Chikungunya virus (CHIKV) and related arboviruses have been responsible for large epidemic outbreaks with serious economic and social impact. The immune mechanisms, which control viral multiplication and dissemination, are not yet known. Here, we studied the antibody response against the CHIKV surface antigens in infected patients. With plasma samples(More)
The rat ortholog of the WD40 repeat protein Wdr16 is abundantly expressed in testis and cultured ependymal cells. Low levels are found in lung and brain, respectively, while it is absent from kinocilia-free tissues. In testis and ependymal primary cultures, Wdr16 messenger RNA appears concomitantly with the messages for sperm-associated antigen 6, a(More)

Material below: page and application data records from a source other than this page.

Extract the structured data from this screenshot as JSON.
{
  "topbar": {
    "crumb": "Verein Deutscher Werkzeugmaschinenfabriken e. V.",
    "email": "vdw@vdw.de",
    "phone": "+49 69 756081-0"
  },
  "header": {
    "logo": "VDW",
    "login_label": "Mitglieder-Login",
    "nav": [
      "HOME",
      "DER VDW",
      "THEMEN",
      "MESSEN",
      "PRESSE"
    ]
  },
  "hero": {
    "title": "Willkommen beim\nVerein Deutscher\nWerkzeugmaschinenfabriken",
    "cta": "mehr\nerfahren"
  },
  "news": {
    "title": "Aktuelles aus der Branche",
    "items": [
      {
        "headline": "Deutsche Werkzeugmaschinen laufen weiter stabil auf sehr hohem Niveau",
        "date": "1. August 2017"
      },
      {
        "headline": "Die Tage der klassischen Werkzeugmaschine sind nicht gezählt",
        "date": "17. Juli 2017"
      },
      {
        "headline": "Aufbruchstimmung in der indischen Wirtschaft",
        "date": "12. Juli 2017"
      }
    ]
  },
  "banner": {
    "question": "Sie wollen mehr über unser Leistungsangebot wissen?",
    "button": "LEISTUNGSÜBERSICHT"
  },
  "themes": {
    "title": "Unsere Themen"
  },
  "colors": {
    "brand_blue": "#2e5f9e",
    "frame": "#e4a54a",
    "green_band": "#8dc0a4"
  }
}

MHC class II molecules (MHC II) play a pivotal role in the cell-surface presentation of antigens for surveillance by T cells. Antigen loading takes place inside the cell in endosomal compartments and loss of the peptide ligand rapidly leads to the formation of a non-receptive state of the MHC molecule. Non-receptiveness hinders the efficient loading of new(More)
Cytotoxic T lymphocytes (CTL) constitute an essential part of the immune response against viral infections. Such CTL recognize peptides derived from viral proteins together with major histocompatibility complex (MHC) class I molecules on the surface of infected cells, and usually require in vivo priming with infectious virus. Here we report that synthetic(More)
Complex synthetic peptide libraries with defined amino acids in one or more positions of the H-2Kb-restricted cytotoxic T lymphocyte (CTL) epitopes SIINFEKL and RGYVYQGL and mixtures of 19 amino acids in the remaining positions were used to analyze the structural requirements of peptide binding to MHC class I molecules and antigen recognition by CTLs. This(More)
Class II MHC molecules display peptides on the cell surface for the surveillance by CD4+ T cells. To ensure that these ligands accurately reflect the content of the intracellular MHC loading compartment, a complex processing pathway has evolved that delivers only stable peptide/MHC complexes to the surface. As additional safeguard, MHC molecules quickly(More)